Start of Block

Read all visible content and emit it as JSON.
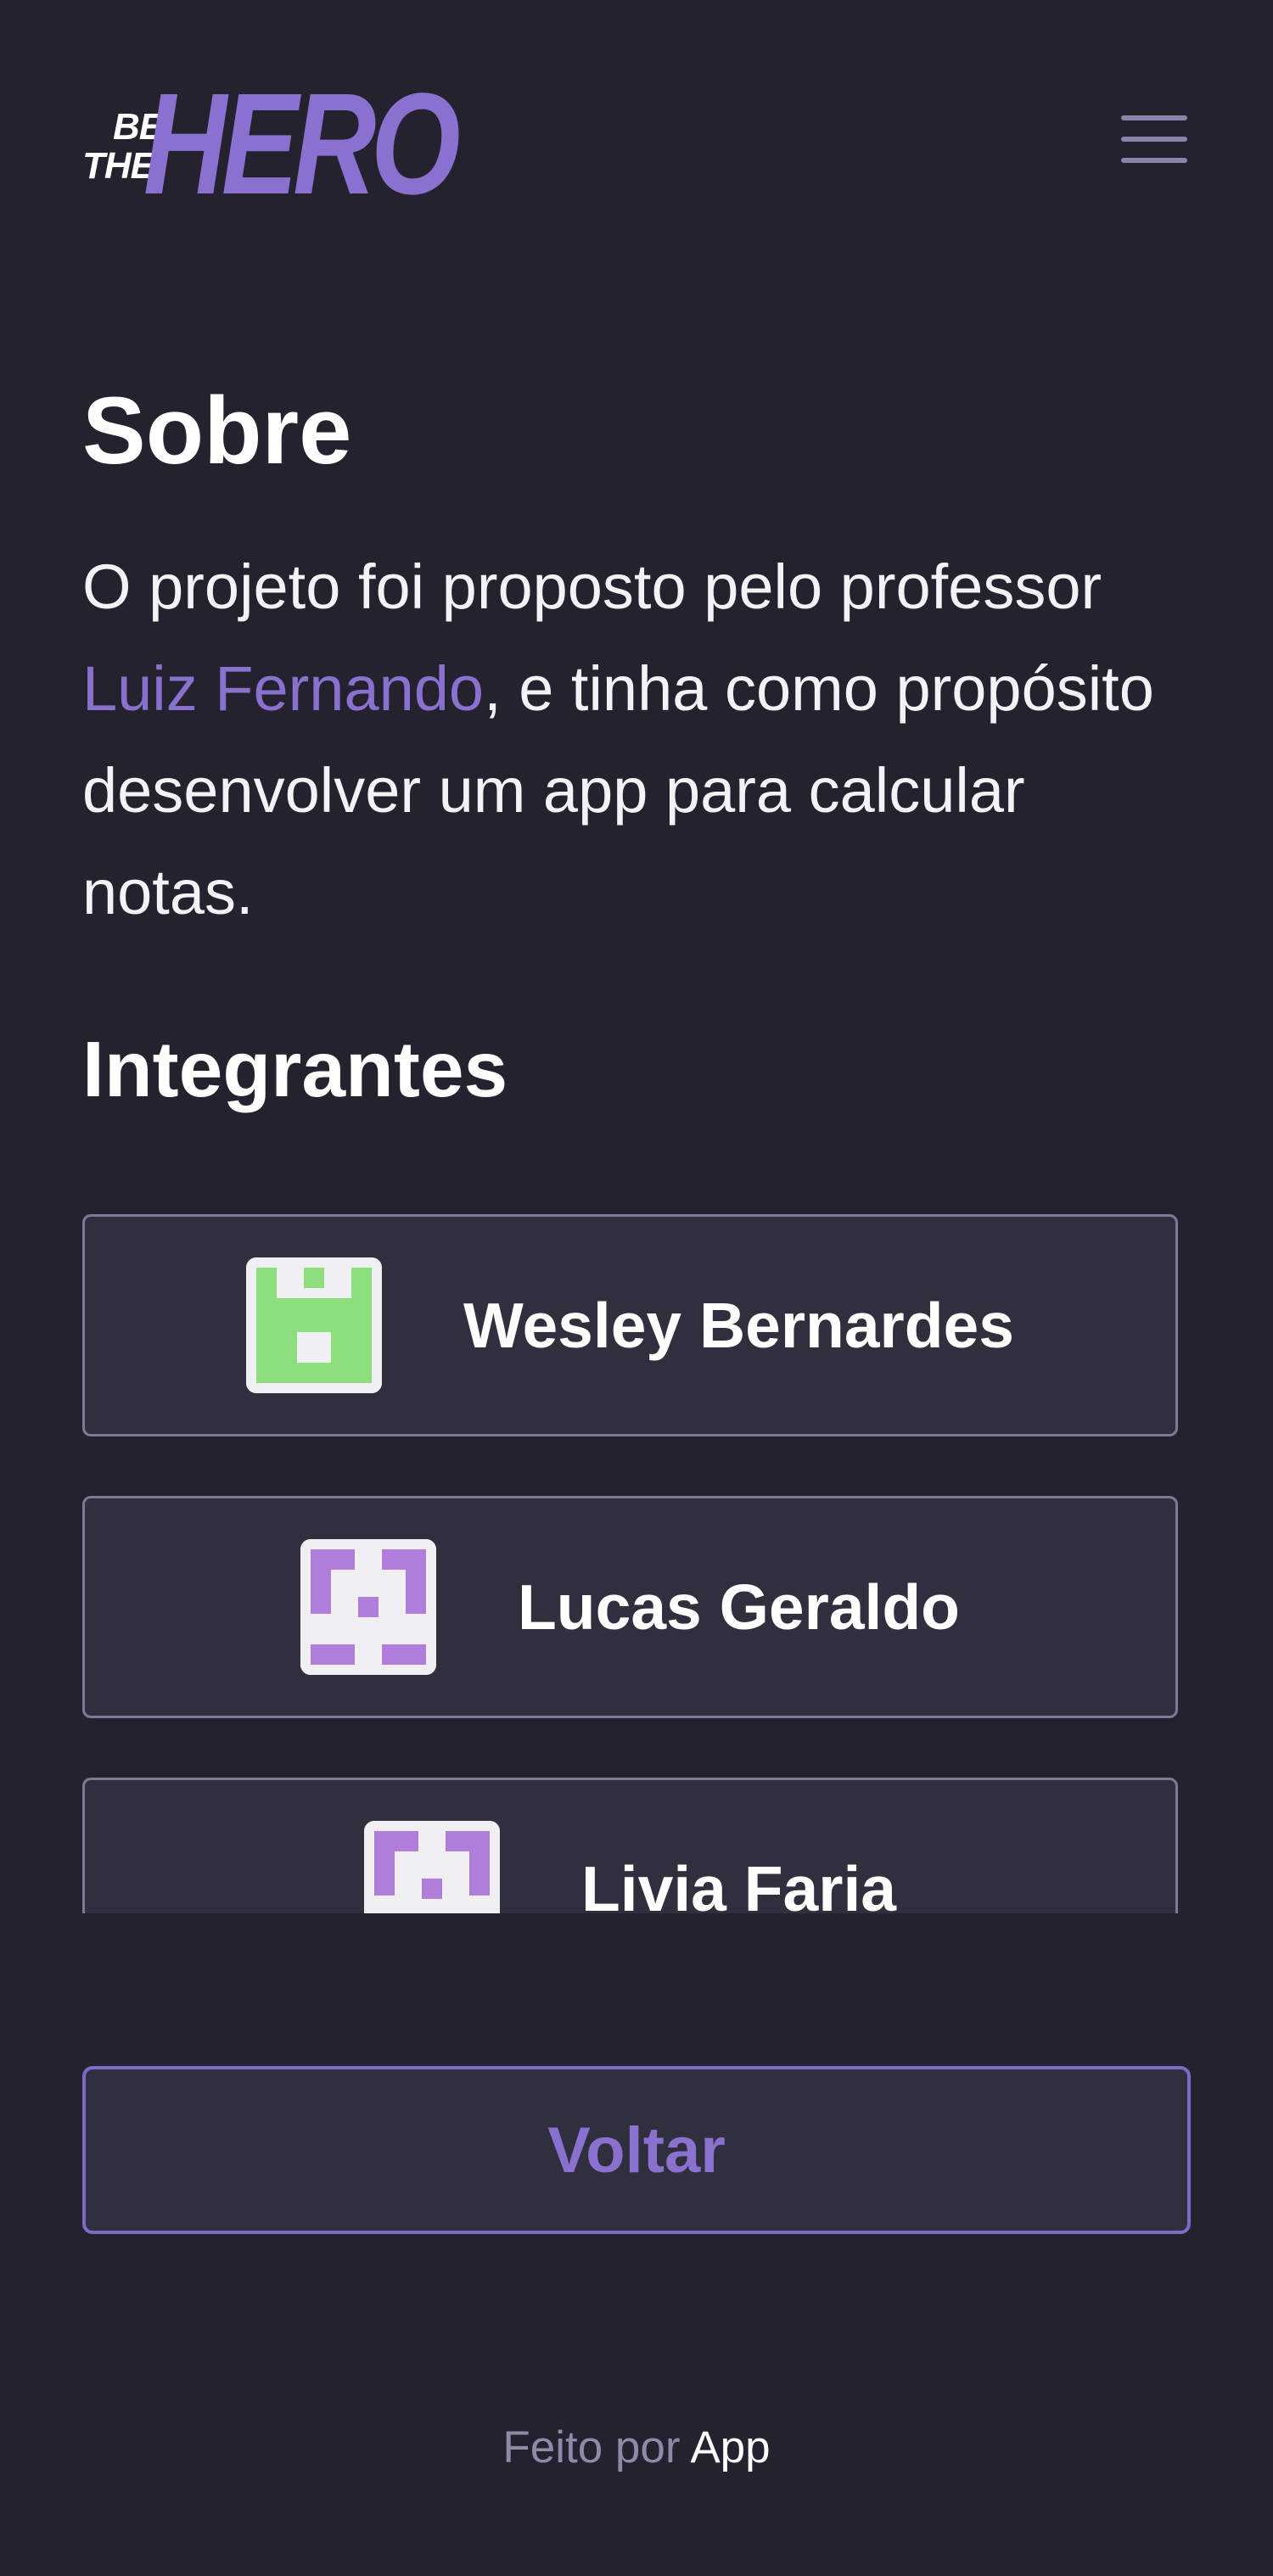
{
  "header": {
    "logo": {
      "be": "BE",
      "the": "THE",
      "hero": "HERO"
    },
    "menu_icon": "hamburger-menu-icon"
  },
  "main": {
    "title": "Sobre",
    "description": {
      "before_link": "O projeto foi proposto pelo professor ",
      "link_text": "Luiz Fernando",
      "after_link": ", e tinha como propósito desenvolver um app para calcular notas."
    },
    "section_title": "Integrantes",
    "members": [
      {
        "name": "Wesley Bernardes",
        "avatar_icon": "green-identicon"
      },
      {
        "name": "Lucas Geraldo",
        "avatar_icon": "purple-identicon"
      },
      {
        "name": "Livia Faria",
        "avatar_icon": "purple-identicon"
      }
    ],
    "back_button": "Voltar"
  },
  "footer": {
    "prefix": "Feito por ",
    "app": "App"
  },
  "colors": {
    "background": "#23222e",
    "card": "#302f3e",
    "accent": "#8a71d0",
    "muted": "#8f89aa",
    "green_avatar": "#8ddf7e",
    "purple_avatar": "#b07dd8"
  }
}
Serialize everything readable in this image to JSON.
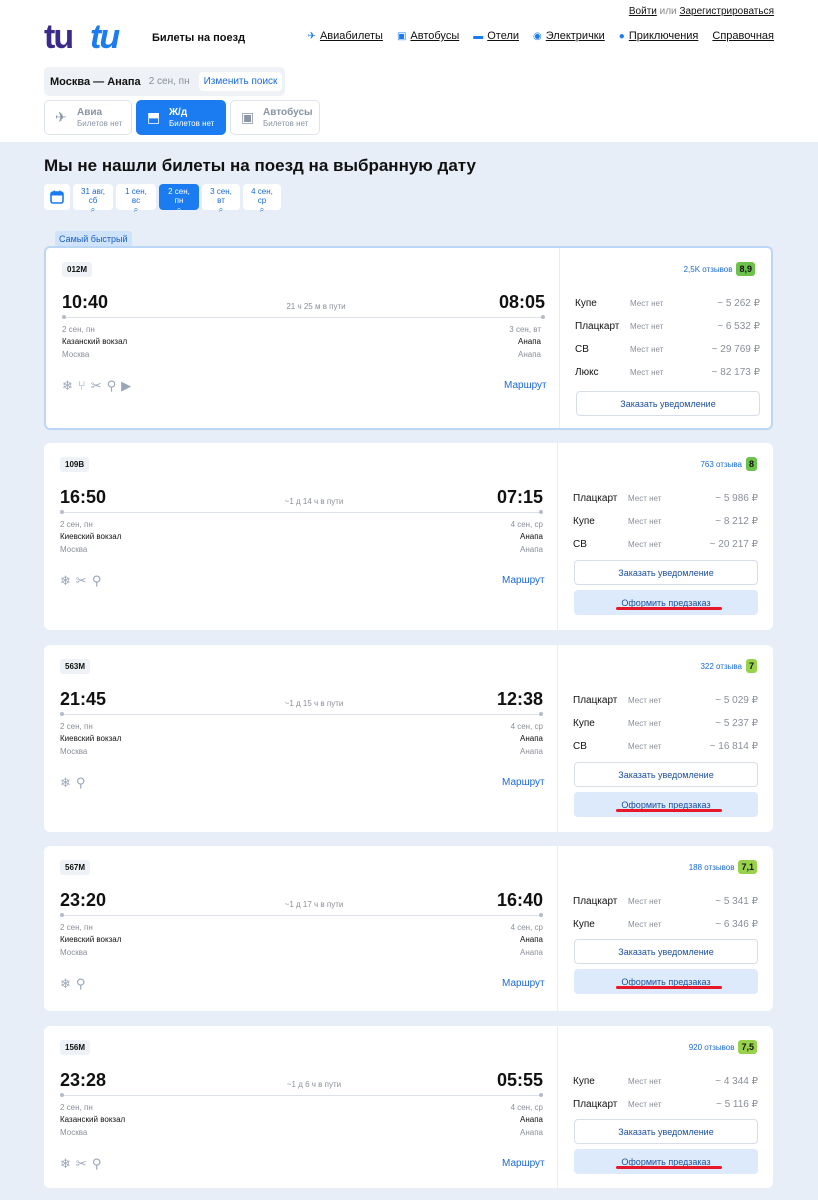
{
  "header": {
    "logo_text": "tutu",
    "subtitle": "Билеты на поезд",
    "auth": {
      "login": "Войти",
      "or": "или",
      "register": "Зарегистрироваться"
    },
    "nav": [
      {
        "label": "Авиабилеты",
        "icon": "plane-icon",
        "glyph": "✈"
      },
      {
        "label": "Автобусы",
        "icon": "bus-icon",
        "glyph": "▣"
      },
      {
        "label": "Отели",
        "icon": "bed-icon",
        "glyph": "▬"
      },
      {
        "label": "Электрички",
        "icon": "train-icon",
        "glyph": "◉"
      },
      {
        "label": "Приключения",
        "icon": "pin-icon",
        "glyph": "●"
      },
      {
        "label": "Справочная",
        "icon": "",
        "glyph": ""
      }
    ]
  },
  "search": {
    "route": "Москва — Анапа",
    "date": "2 сен, пн",
    "change_label": "Изменить поиск"
  },
  "tabs": [
    {
      "title": "Авиа",
      "sub": "Билетов нет",
      "glyph": "✈"
    },
    {
      "title": "Ж/д",
      "sub": "Билетов нет",
      "glyph": "⬒"
    },
    {
      "title": "Автобусы",
      "sub": "Билетов нет",
      "glyph": "▣"
    }
  ],
  "title": "Мы не нашли билеты на поезд на выбранную дату",
  "dates": [
    "31 авг, сб",
    "1 сен, вс",
    "2 сен, пн",
    "3 сен, вт",
    "4 сен, ср"
  ],
  "fast_badge": "Самый быстрый",
  "common": {
    "route_link": "Маршрут",
    "notify": "Заказать уведомление",
    "preorder": "Оформить предзаказ",
    "no_seats": "Места нет"
  },
  "trains": [
    {
      "number": "012М",
      "dep": "10:40",
      "arr": "08:05",
      "duration": "21 ч 25 м в пути",
      "dep_date": "2 сен, пн",
      "arr_date": "3 сен, вт",
      "dep_station": "Казанский вокзал",
      "arr_station": "Анапа",
      "dep_city": "Москва",
      "arr_city": "Анапа",
      "reviews": "2,5K отзывов",
      "rating": "8,9",
      "rating_color": "#6cc24a",
      "amenities": [
        "snowflake-icon",
        "food-icon",
        "restaurant-icon",
        "wc-icon",
        "tv-icon"
      ],
      "classes": [
        {
          "name": "Купе",
          "avail": "Мест нет",
          "price": "~ 5 262 ₽"
        },
        {
          "name": "Плацкарт",
          "avail": "Мест нет",
          "price": "~ 6 532 ₽"
        },
        {
          "name": "СВ",
          "avail": "Мест нет",
          "price": "~ 29 769 ₽"
        },
        {
          "name": "Люкс",
          "avail": "Мест нет",
          "price": "~ 82 173 ₽"
        }
      ],
      "preorder": false
    },
    {
      "number": "109В",
      "dep": "16:50",
      "arr": "07:15",
      "duration": "~1 д 14 ч в пути",
      "dep_date": "2 сен, пн",
      "arr_date": "4 сен, ср",
      "dep_station": "Киевский вокзал",
      "arr_station": "Анапа",
      "dep_city": "Москва",
      "arr_city": "Анапа",
      "reviews": "763 отзыва",
      "rating": "8",
      "rating_color": "#6cc24a",
      "amenities": [
        "snowflake-icon",
        "restaurant-icon",
        "wc-icon"
      ],
      "classes": [
        {
          "name": "Плацкарт",
          "avail": "Мест нет",
          "price": "~ 5 986 ₽"
        },
        {
          "name": "Купе",
          "avail": "Мест нет",
          "price": "~ 8 212 ₽"
        },
        {
          "name": "СВ",
          "avail": "Мест нет",
          "price": "~ 20 217 ₽"
        }
      ],
      "preorder": true
    },
    {
      "number": "563М",
      "dep": "21:45",
      "arr": "12:38",
      "duration": "~1 д 15 ч в пути",
      "dep_date": "2 сен, пн",
      "arr_date": "4 сен, ср",
      "dep_station": "Киевский вокзал",
      "arr_station": "Анапа",
      "dep_city": "Москва",
      "arr_city": "Анапа",
      "reviews": "322 отзыва",
      "rating": "7",
      "rating_color": "#98d24a",
      "amenities": [
        "snowflake-icon",
        "wc-icon"
      ],
      "classes": [
        {
          "name": "Плацкарт",
          "avail": "Мест нет",
          "price": "~ 5 029 ₽"
        },
        {
          "name": "Купе",
          "avail": "Мест нет",
          "price": "~ 5 237 ₽"
        },
        {
          "name": "СВ",
          "avail": "Мест нет",
          "price": "~ 16 814 ₽"
        }
      ],
      "preorder": true
    },
    {
      "number": "567М",
      "dep": "23:20",
      "arr": "16:40",
      "duration": "~1 д 17 ч в пути",
      "dep_date": "2 сен, пн",
      "arr_date": "4 сен, ср",
      "dep_station": "Киевский вокзал",
      "arr_station": "Анапа",
      "dep_city": "Москва",
      "arr_city": "Анапа",
      "reviews": "188 отзывов",
      "rating": "7,1",
      "rating_color": "#98d24a",
      "amenities": [
        "snowflake-icon",
        "wc-icon"
      ],
      "classes": [
        {
          "name": "Плацкарт",
          "avail": "Мест нет",
          "price": "~ 5 341 ₽"
        },
        {
          "name": "Купе",
          "avail": "Мест нет",
          "price": "~ 6 346 ₽"
        }
      ],
      "preorder": true
    },
    {
      "number": "156М",
      "dep": "23:28",
      "arr": "05:55",
      "duration": "~1 д 6 ч в пути",
      "dep_date": "2 сен, пн",
      "arr_date": "4 сен, ср",
      "dep_station": "Казанский вокзал",
      "arr_station": "Анапа",
      "dep_city": "Москва",
      "arr_city": "Анапа",
      "reviews": "920 отзывов",
      "rating": "7,5",
      "rating_color": "#98d24a",
      "amenities": [
        "snowflake-icon",
        "restaurant-icon",
        "wc-icon"
      ],
      "classes": [
        {
          "name": "Купе",
          "avail": "Мест нет",
          "price": "~ 4 344 ₽"
        },
        {
          "name": "Плацкарт",
          "avail": "Мест нет",
          "price": "~ 5 116 ₽"
        }
      ],
      "preorder": true
    }
  ]
}
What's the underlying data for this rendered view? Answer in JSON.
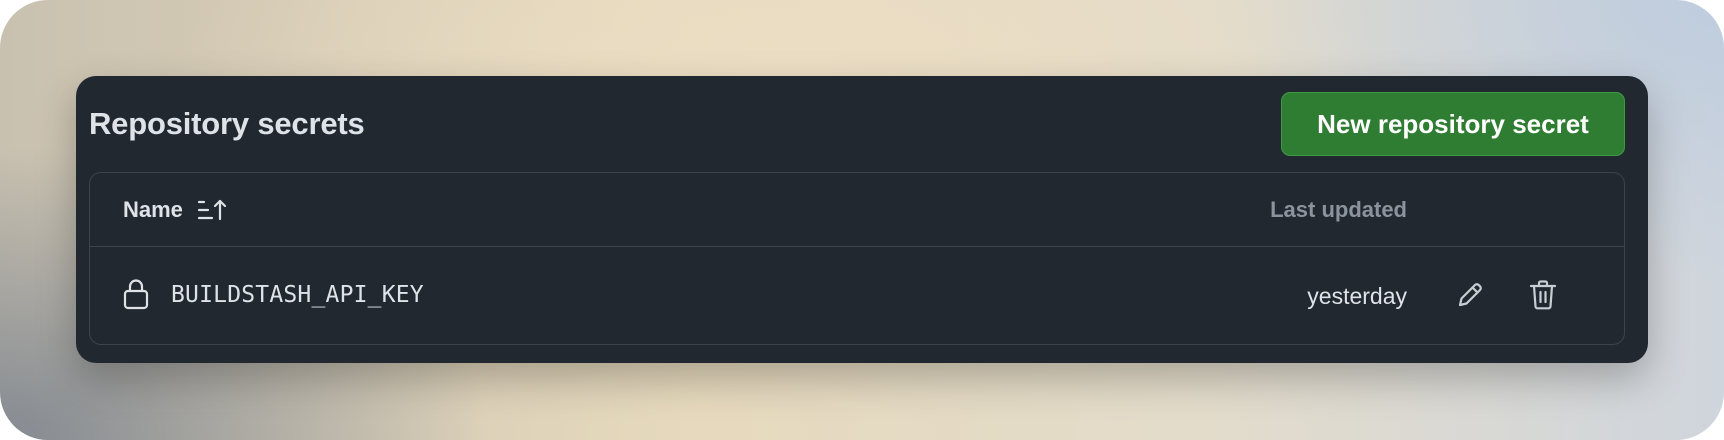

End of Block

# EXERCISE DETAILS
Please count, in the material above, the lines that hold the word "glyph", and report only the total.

# PROBLEM SOLUTION
9